Try it:
Output all of the data exactly as it appears, but leave out any pictures it contains.

Record excerpts:
▼

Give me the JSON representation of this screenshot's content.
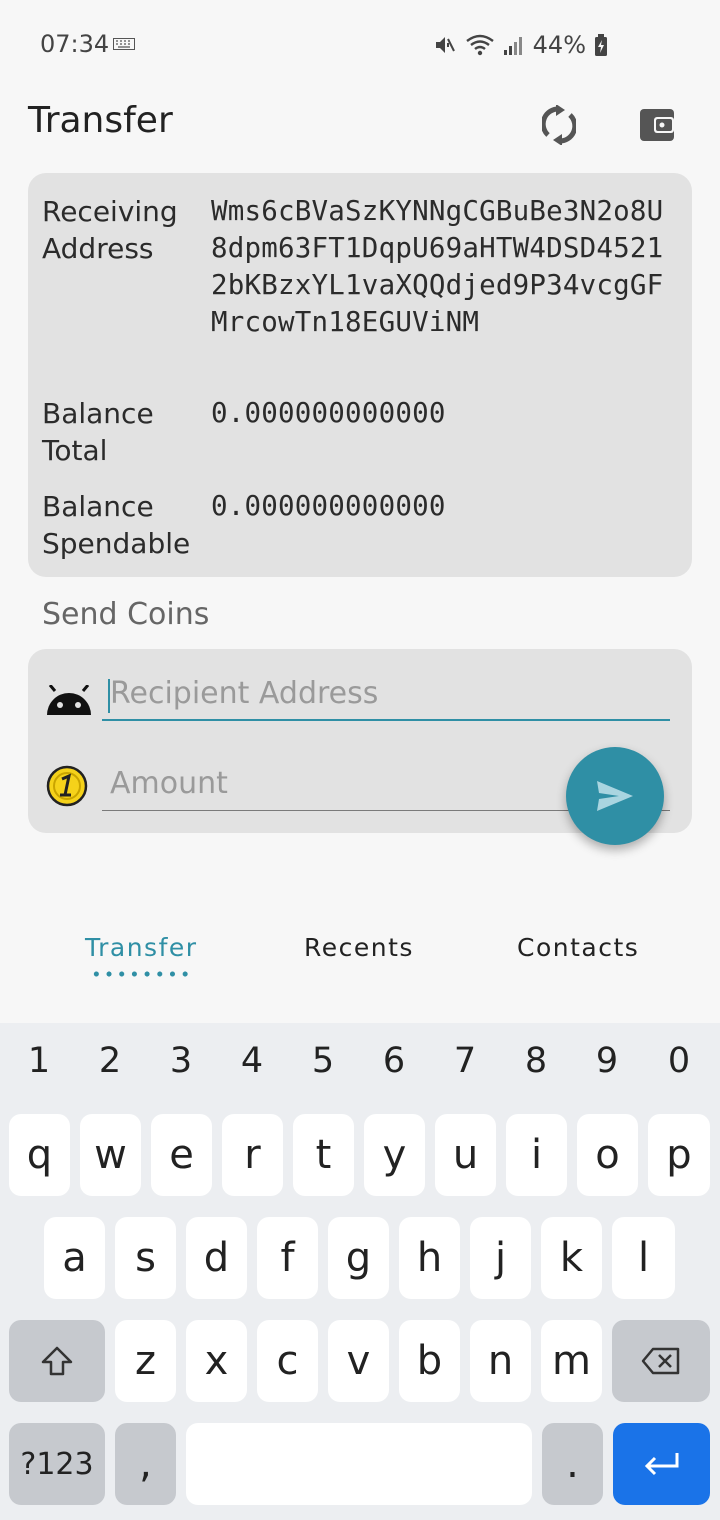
{
  "status_bar": {
    "time": "07:34",
    "battery_percent": "44%",
    "icons": [
      "keyboard-icon",
      "mute-icon",
      "wifi-icon",
      "signal-icon",
      "battery-charging-icon"
    ]
  },
  "app_bar": {
    "title": "Transfer",
    "actions": [
      "sync-icon",
      "wallet-icon"
    ]
  },
  "wallet": {
    "receiving_label": "Receiving Address",
    "receiving_address": "Wms6cBVaSzKYNNgCGBuBe3N2o8U8dpm63FT1DqpU69aHTW4DSD45212bKBzxYL1vaXQQdjed9P34vcgGFMrcowTn18EGUViNM",
    "balance_total_label": "Balance Total",
    "balance_total": "0.000000000000",
    "balance_spendable_label": "Balance Spendable",
    "balance_spendable": "0.000000000000"
  },
  "send": {
    "section_title": "Send Coins",
    "recipient_placeholder": "Recipient Address",
    "amount_placeholder": "Amount"
  },
  "tabs": [
    {
      "label": "Transfer",
      "active": true
    },
    {
      "label": "Recents",
      "active": false
    },
    {
      "label": "Contacts",
      "active": false
    }
  ],
  "keyboard": {
    "numbers": [
      "1",
      "2",
      "3",
      "4",
      "5",
      "6",
      "7",
      "8",
      "9",
      "0"
    ],
    "row1": [
      "q",
      "w",
      "e",
      "r",
      "t",
      "y",
      "u",
      "i",
      "o",
      "p"
    ],
    "row2": [
      "a",
      "s",
      "d",
      "f",
      "g",
      "h",
      "j",
      "k",
      "l"
    ],
    "row3": [
      "z",
      "x",
      "c",
      "v",
      "b",
      "n",
      "m"
    ],
    "symbols_label": "?123",
    "comma": ",",
    "period": "."
  },
  "colors": {
    "accent": "#2f8fa5",
    "card": "#e2e2e2",
    "enter_key": "#1a73e8"
  }
}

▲

Solution to the exercise:
Give me the JSON representation of this screenshot's content.
{
  "status_bar": {
    "time": "07:34",
    "battery_percent": "44%",
    "icons": [
      "keyboard-icon",
      "mute-icon",
      "wifi-icon",
      "signal-icon",
      "battery-charging-icon"
    ]
  },
  "app_bar": {
    "title": "Transfer",
    "actions": [
      "sync-icon",
      "wallet-icon"
    ]
  },
  "wallet": {
    "receiving_label": "Receiving Address",
    "receiving_address": "Wms6cBVaSzKYNNgCGBuBe3N2o8U8dpm63FT1DqpU69aHTW4DSD45212bKBzxYL1vaXQQdjed9P34vcgGFMrcowTn18EGUViNM",
    "balance_total_label": "Balance Total",
    "balance_total": "0.000000000000",
    "balance_spendable_label": "Balance Spendable",
    "balance_spendable": "0.000000000000"
  },
  "send": {
    "section_title": "Send Coins",
    "recipient_placeholder": "Recipient Address",
    "amount_placeholder": "Amount"
  },
  "tabs": [
    {
      "label": "Transfer",
      "active": true
    },
    {
      "label": "Recents",
      "active": false
    },
    {
      "label": "Contacts",
      "active": false
    }
  ],
  "keyboard": {
    "numbers": [
      "1",
      "2",
      "3",
      "4",
      "5",
      "6",
      "7",
      "8",
      "9",
      "0"
    ],
    "row1": [
      "q",
      "w",
      "e",
      "r",
      "t",
      "y",
      "u",
      "i",
      "o",
      "p"
    ],
    "row2": [
      "a",
      "s",
      "d",
      "f",
      "g",
      "h",
      "j",
      "k",
      "l"
    ],
    "row3": [
      "z",
      "x",
      "c",
      "v",
      "b",
      "n",
      "m"
    ],
    "symbols_label": "?123",
    "comma": ",",
    "period": "."
  },
  "colors": {
    "accent": "#2f8fa5",
    "card": "#e2e2e2",
    "enter_key": "#1a73e8"
  }
}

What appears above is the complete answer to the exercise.